COL. WAYNE SHANKS: We look at all sources that are on the internet and try to pull in whatever is applicable to us. We’ll probably miss a whole bunch, but we try to get as many as we can. Obviously, we’ll look at, you know, some or more of the larger outlets, because more people obviously look or view those, but we will try to get as many as we can, so we can kind of get a gauge on how we’re doing.
AMY GOODMAN: It’s interesting. When we talked to Charlie Reed at Stars and Stripes, the reporter who broke this story, she said that one of Stars and Stripes’ own reporters were profiled and rejected.
Nir Rosen, you actually were accepted, despite the “negative” rating by the Rendon-US military of your coverage of Afghanistan. What is your feeling, your attitude, toward this profiling?
NIR ROSEN: I think, for journalists, perhaps my position would be surprising. I think it’s normal for the military to do this. I think it’s just the job of public affairs officer. What struck me as odd was that they would hire this expensive public relations firm to do it. But surely, any — I mean, I’m sort of sympathetic to the military’s position, in the sense that any large organization that is inviting so much scrutiny from the media, of course, is going to want to know who it’s dealing with. And the US military is not a media organization, it’s not a public affairs organization. They have a mission to accomplish. And that mission often — the US government, in general —- truth isn’t necessarily what they’re after, what they’re trying to promote, and journalists can get in the way of that. And there’s a tension between my job and their job, and I think that’s normal and natural in a free country. So I’m not surprised that -—
And it’s been a sort of a well-known fact in Iraq that public affairs officer would just Google you, and they see what you did. And I think, within Kabul, we’ve all known that — about these Rendon reports. We just never really talked about it. It didn’t seem like such a big deal.
And as I think — as you said, the US military did indeed allow me to embed, despite many of my controversial articles and despite some of the concern that they had here and there. I haven’t really had very many bad experiences with them. They do seem quite open, as long as the military perceives that you’re going to be sort of fair to the soldiers and you’re not, in a way, anti-soldier. If you’re critical of the mission itself or the way it’s being implemented, to be fair to them, they do still allow you to embed. My positions on the war in Iraq and Afghanistan are fairly well known, and yet I have been invited more than once.
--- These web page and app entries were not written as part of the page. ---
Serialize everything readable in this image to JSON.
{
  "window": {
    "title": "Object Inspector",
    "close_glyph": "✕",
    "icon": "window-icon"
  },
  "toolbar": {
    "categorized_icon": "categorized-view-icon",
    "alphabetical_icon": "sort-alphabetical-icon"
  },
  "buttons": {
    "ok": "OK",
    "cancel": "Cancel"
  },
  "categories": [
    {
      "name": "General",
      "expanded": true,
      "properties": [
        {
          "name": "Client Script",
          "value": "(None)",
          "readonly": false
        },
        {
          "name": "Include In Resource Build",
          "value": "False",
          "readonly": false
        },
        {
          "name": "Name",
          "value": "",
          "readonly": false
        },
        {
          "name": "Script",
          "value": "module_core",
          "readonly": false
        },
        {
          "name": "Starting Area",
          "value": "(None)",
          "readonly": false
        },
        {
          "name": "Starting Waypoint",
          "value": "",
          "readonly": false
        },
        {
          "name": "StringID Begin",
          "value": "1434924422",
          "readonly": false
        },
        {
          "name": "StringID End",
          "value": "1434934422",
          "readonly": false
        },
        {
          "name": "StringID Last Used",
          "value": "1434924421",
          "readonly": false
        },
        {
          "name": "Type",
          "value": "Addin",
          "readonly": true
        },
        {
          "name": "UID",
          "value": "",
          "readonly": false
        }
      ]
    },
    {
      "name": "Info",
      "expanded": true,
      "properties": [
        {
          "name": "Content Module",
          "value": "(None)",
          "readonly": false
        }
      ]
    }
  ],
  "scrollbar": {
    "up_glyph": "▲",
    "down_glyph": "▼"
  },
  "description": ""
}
SHARIF ABDEL KOUDDOUS: And a public affairs officer told you that it was the most alarming report he had read of a journalist?
NIR ROSEN: Their concern, among others, was that I was going to disembed and then wander off and hang out with the Taliban, which is not an easy thing to do. You can’t just go knock on their door and ask if you can hang out with them. But there was that concern, and it was in the report that I would pursue — I forget exactly how it was worded. So they did ask me to please stay with the American troops and not go join the Taliban.
SHARIF ABDEL KOUDDOUS: And, Colonel Shanks, so the Rendon Group is no longer working with the US military in Afghanistan, effective today; is that correct?
COL. WAYNE SHANKS: We have requested that their contract be terminated. I can’t tell you exactly the date, because it’s in contracting channels. I’m not the contracting officer. I’ve just requested that it be terminated.
SHARIF ABDEL KOUDDOUS: And who will be doing their work? Will the US military now do its own profiles of journalists in Afghanistan?
COL. WAYNE SHANKS: Well, I mean, I have media monitors that monitor what news reporting is out there, and they send me reports on a daily basis. That work still continues, just doesn’t happen to be with the Rendon Group.
AMY GOODMAN: So all contracts are now ended with the Rendon Group?
COL. WAYNE SHANKS: I can only speak to US Forces-Afghanistan.
AMY GOODMAN: Well, Colonel Wayne Shanks, we want to thank you very much for being with us, public affairs officer for US and NATO forces in Afghanistan; and Nir Rosen, as well, independent journalist, fellow at the NYU Center on Law and Security. He just came back from Afghanistan, where he was embedded. I want to thank you both for being with us.